Boeing has delivered its first 787 Dreamliner to Japanese airline All Nippon Airways (ANA) for $200 million, three years later than its original due date.
Boeing has received just over 820 Dreamliner orders to date. ANA is to use its recent delivery for domestic flights before venturing toward international flights. Though it uses only 80% fuel flying similar distances in relation to the Boeing 767, the Dreamliner outflies the Boeing 767 by more than 50%.
Boeing has received orders for 54 additional Dreamliners from the Japanese airline. The aircrafts are worth $11 billion each, and there are 40 Boeing 787-8 passenger planes among the orders.
Boeing plans to deliver four planes to ANA in 2011, eight in 2012, and complete its 787 deliveries to the carrier by the close of 2017.
Carriers will be able to save as much as a fifth on fuel costs thanks to the Dreamliner’s carbon fiber design.
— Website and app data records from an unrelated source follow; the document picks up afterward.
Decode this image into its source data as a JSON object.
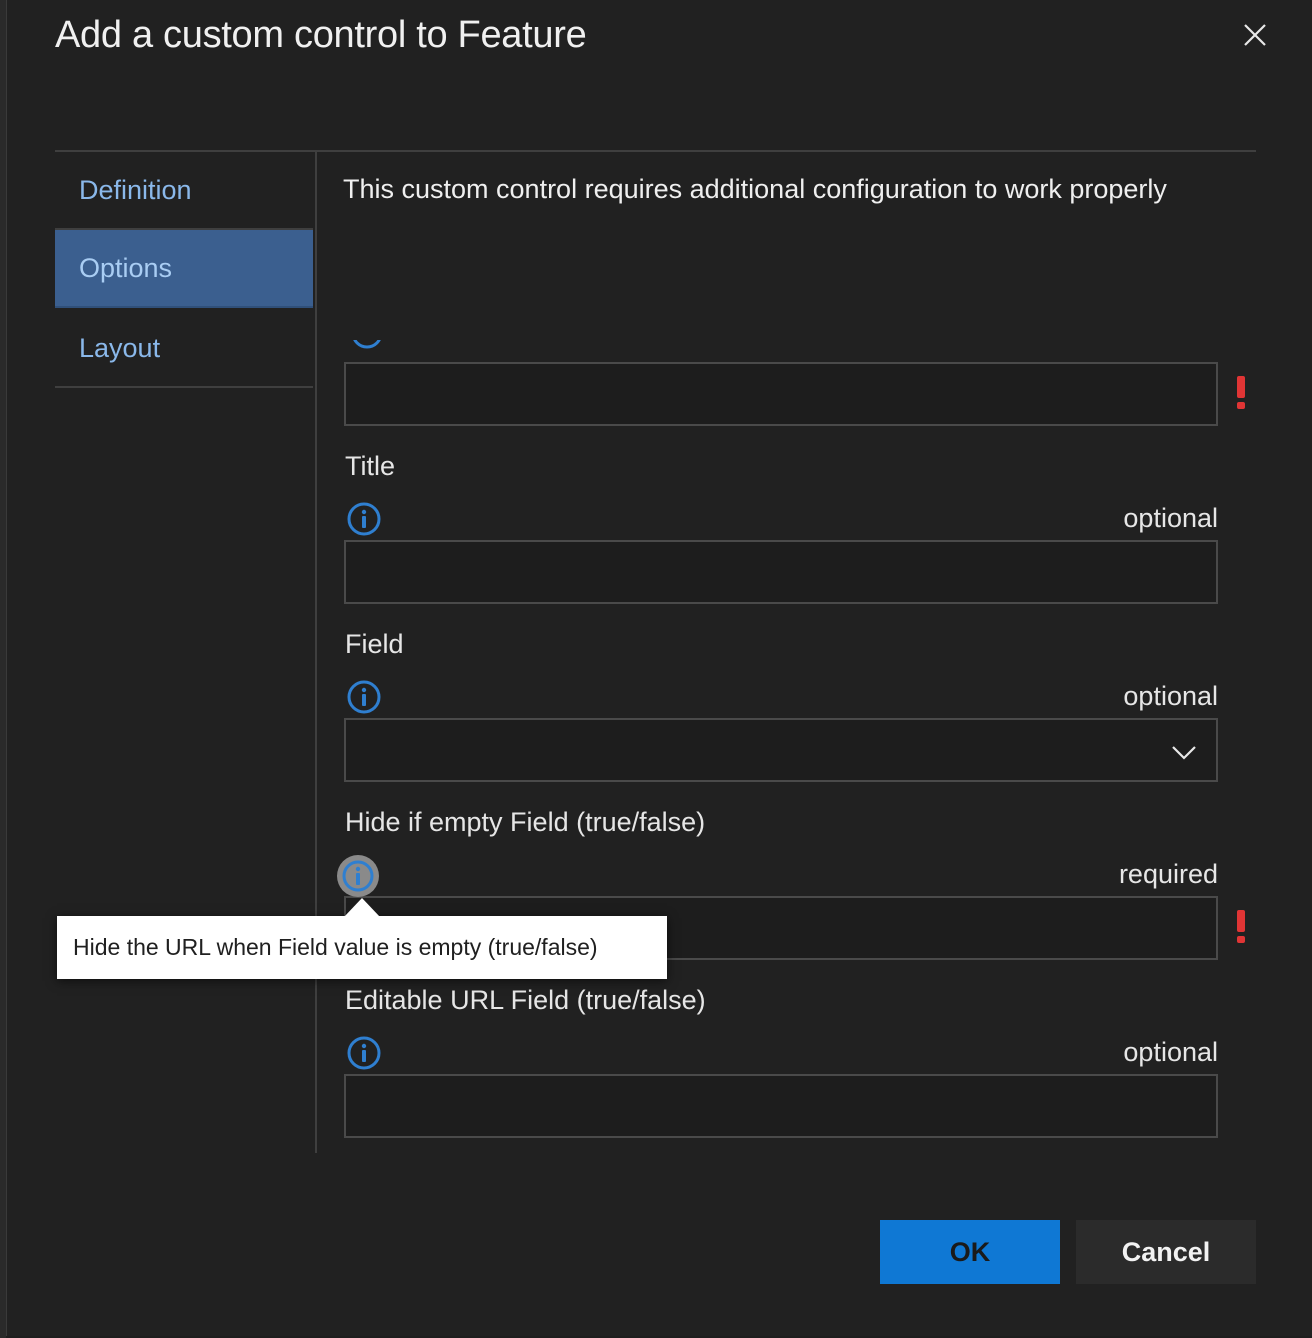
{
  "dialog": {
    "title": "Add a custom control to Feature"
  },
  "tabs": [
    {
      "label": "Definition"
    },
    {
      "label": "Options"
    },
    {
      "label": "Layout"
    }
  ],
  "active_tab": "Options",
  "content": {
    "intro": "This custom control requires additional configuration to work properly",
    "fields": [
      {
        "label": "Title",
        "qualifier": "optional",
        "value": ""
      },
      {
        "label": "Field",
        "qualifier": "optional",
        "value": ""
      },
      {
        "label": "Hide if empty Field (true/false)",
        "qualifier": "required",
        "value": ""
      },
      {
        "label": "Editable URL Field (true/false)",
        "qualifier": "optional",
        "value": ""
      }
    ]
  },
  "tooltip": {
    "text": "Hide the URL when Field value is empty (true/false)"
  },
  "footer": {
    "ok_label": "OK",
    "cancel_label": "Cancel"
  },
  "colors": {
    "accent": "#0f78d4",
    "active_tab": "#3b5f8f",
    "link_text": "#8ab8ea",
    "error": "#e03535",
    "info_icon": "#2f7fd0"
  }
}
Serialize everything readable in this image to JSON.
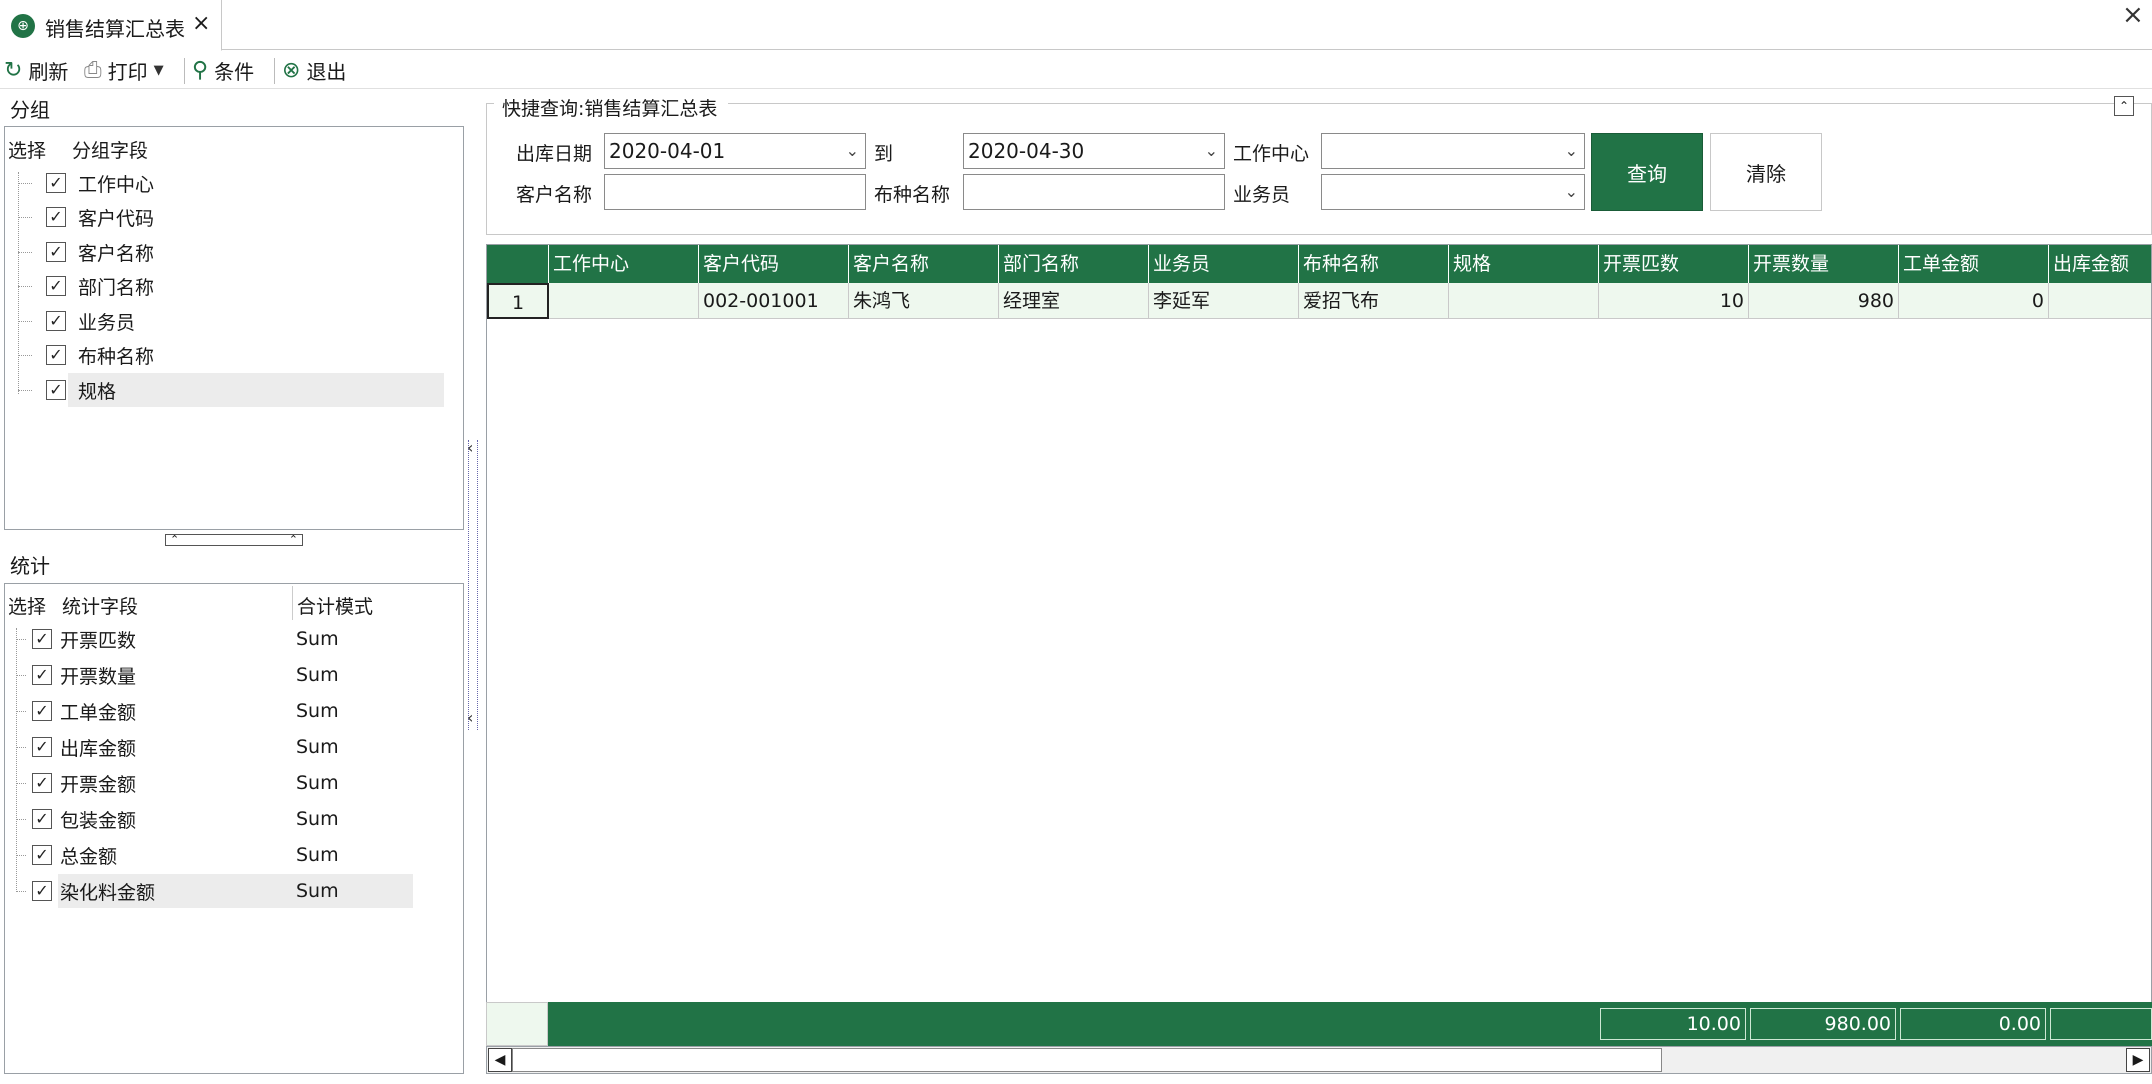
{
  "tab": {
    "title": "销售结算汇总表",
    "close": "×"
  },
  "window": {
    "close": "×"
  },
  "toolbar": {
    "refresh": "刷新",
    "print": "打印",
    "condition": "条件",
    "exit": "退出"
  },
  "group": {
    "section_title": "分组",
    "col_select": "选择",
    "col_field": "分组字段",
    "items": [
      {
        "label": "工作中心",
        "checked": true
      },
      {
        "label": "客户代码",
        "checked": true
      },
      {
        "label": "客户名称",
        "checked": true
      },
      {
        "label": "部门名称",
        "checked": true
      },
      {
        "label": "业务员",
        "checked": true
      },
      {
        "label": "布种名称",
        "checked": true
      },
      {
        "label": "规格",
        "checked": true
      }
    ]
  },
  "stats": {
    "section_title": "统计",
    "col_select": "选择",
    "col_field": "统计字段",
    "col_mode": "合计模式",
    "items": [
      {
        "label": "开票匹数",
        "mode": "Sum",
        "checked": true
      },
      {
        "label": "开票数量",
        "mode": "Sum",
        "checked": true
      },
      {
        "label": "工单金额",
        "mode": "Sum",
        "checked": true
      },
      {
        "label": "出库金额",
        "mode": "Sum",
        "checked": true
      },
      {
        "label": "开票金额",
        "mode": "Sum",
        "checked": true
      },
      {
        "label": "包装金额",
        "mode": "Sum",
        "checked": true
      },
      {
        "label": "总金额",
        "mode": "Sum",
        "checked": true
      },
      {
        "label": "染化料金额",
        "mode": "Sum",
        "checked": true
      }
    ]
  },
  "query": {
    "title": "快捷查询:销售结算汇总表",
    "date_label": "出库日期",
    "date_from": "2020-04-01",
    "to_label": "到",
    "date_to": "2020-04-30",
    "workcenter_label": "工作中心",
    "workcenter_value": "",
    "customer_label": "客户名称",
    "customer_value": "",
    "fabric_label": "布种名称",
    "fabric_value": "",
    "salesman_label": "业务员",
    "salesman_value": "",
    "query_button": "查询",
    "clear_button": "清除"
  },
  "grid": {
    "columns": [
      "工作中心",
      "客户代码",
      "客户名称",
      "部门名称",
      "业务员",
      "布种名称",
      "规格",
      "开票匹数",
      "开票数量",
      "工单金额",
      "出库金额"
    ],
    "rows": [
      {
        "num": "1",
        "cells": [
          "",
          "002-001001",
          "朱鸿飞",
          "经理室",
          "李延军",
          "爱招飞布",
          "",
          "10",
          "980",
          "0",
          ""
        ]
      }
    ],
    "footer": [
      "10.00",
      "980.00",
      "0.00",
      ""
    ]
  },
  "colors": {
    "accent": "#217346",
    "row_bg": "#eef8ee"
  }
}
It also boasts better quality cabin air and adjustable light windows, affording passengers greater comfort.
Delays Add $30 Billion in Expenses
Delays to 787 deliveries have brought expenses to over $30 billion, which is likely to impact Boeing’s profit from the aircraft. The company may see the decade close out without return from its 787 planes, and with no guarantees thereafter. Boeing has fixed the monthly aim of producing 10 planes from 2013 onward.
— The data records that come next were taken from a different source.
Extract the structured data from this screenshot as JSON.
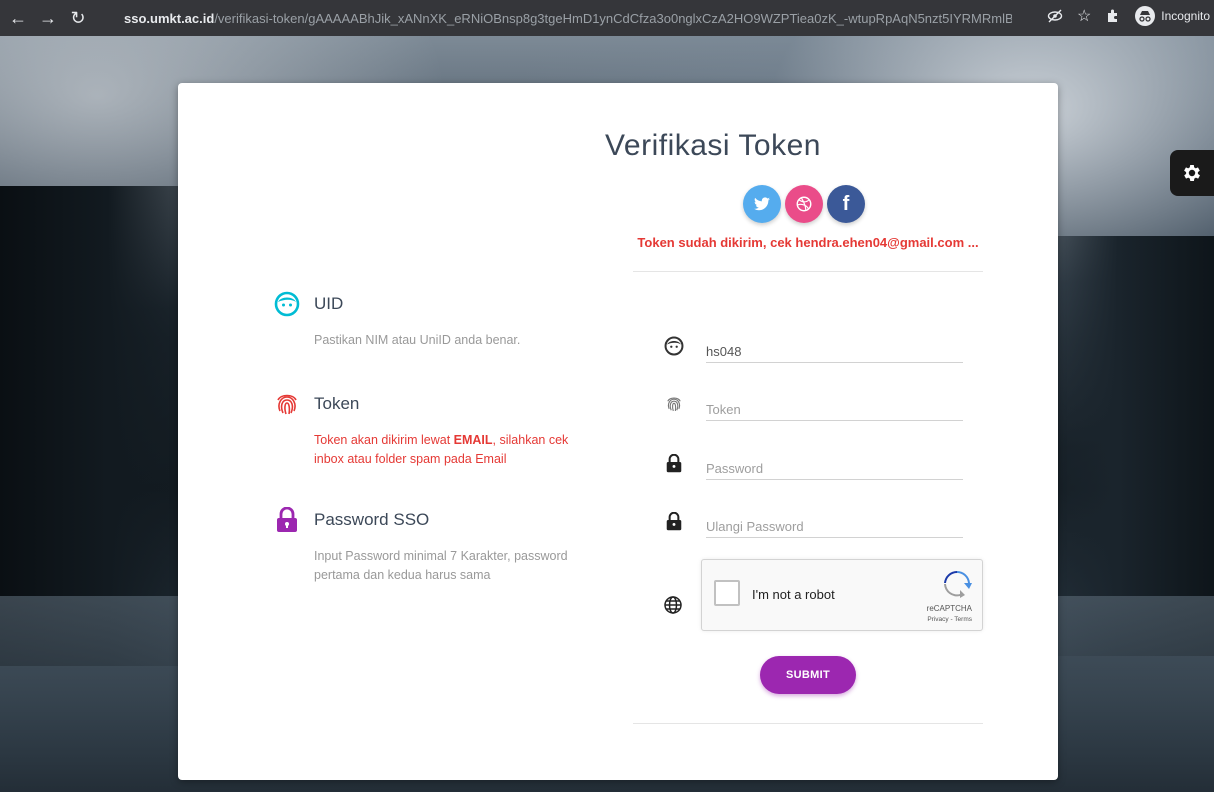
{
  "browser": {
    "url_domain": "sso.umkt.ac.id",
    "url_path": "/verifikasi-token/gAAAAABhJik_xANnXK_eRNiOBnsp8g3tgeHmD1ynCdCfza3o0nglxCzA2HO9WZPTiea0zK_-wtupRpAqN5nzt5IYRMRmlB...",
    "incognito_label": "Incognito"
  },
  "card": {
    "title": "Verifikasi Token",
    "token_message": "Token sudah dikirim, cek hendra.ehen04@gmail.com ..."
  },
  "social": [
    {
      "name": "twitter",
      "glyph": "✉"
    },
    {
      "name": "dribbble",
      "glyph": "◎"
    },
    {
      "name": "facebook",
      "glyph": "f"
    }
  ],
  "info": {
    "uid": {
      "title": "UID",
      "desc": "Pastikan NIM atau UniID anda benar."
    },
    "token": {
      "title": "Token",
      "desc_pre": "Token akan dikirim lewat ",
      "desc_bold": "EMAIL",
      "desc_post": ", silahkan cek inbox atau folder spam pada Email"
    },
    "password": {
      "title": "Password SSO",
      "desc": "Input Password minimal 7 Karakter, password pertama dan kedua harus sama"
    }
  },
  "form": {
    "uid_value": "hs048",
    "token_placeholder": "Token",
    "password_placeholder": "Password",
    "repeat_password_placeholder": "Ulangi Password",
    "captcha_label": "I'm not a robot",
    "captcha_brand": "reCAPTCHA",
    "captcha_terms": "Privacy - Terms",
    "submit_label": "SUBMIT"
  },
  "colors": {
    "accent_purple": "#9c27b0",
    "error_red": "#e53935",
    "uid_cyan": "#00bcd4"
  }
}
The 787 was to take to the skies commercially in mid-2008 but its launch suffered significant delays. The aircraft’s maiden voyage was in December 2009, and its flight-testing came to an end midway through 2011. The aide-body airliner gained safety approval from the EU Aviation Safety Agency and the Federal Aviation Administration at the end of August 2011.
Cost Wins Out Over Speed in Aviation Industry Priorities
Though Boeing had been pursuing a line of “Sonic Cruiser” aircraft ten years ago, the worldwide financial crisis reordered airline demand on the aerospace industry. When the speed criterion lost out to cost effectiveness, aircraft manufacturers redirected their efforts to produce less fuel-hungry jets based on composite technology.
Boeing's 787 Dreamliner is a twin-engine, long-range jet that takes between 210 and 290 passengers. The aircraft’s windshield is in four panels, its nose smoother than similar models, and its engine nacelles (covers that attach the engine to the jet) are fitted with noise-reducing chevron nozzles.
Boeing continues to experience turbulence due to an ongoing dispute with Washington labor unions. The National Labor Relations Board and the International Association of Machinists allege the aviation company is constructing a non-union 787 site in South Carolina due to previous strike action.
Key Facts – Boeing’s 787 Dreamliner Innovation
- Lighter maintenance and less intensive pilot training cut 787 operation costs by 10%.
- The 787 is fitted with new sensors that lessen turbulence.
- Better quality, less dry cabin air and lower cabin pressure will reduce the physical strain of traveling.
- Bigger windows, including a dimming option, increase passenger comfort.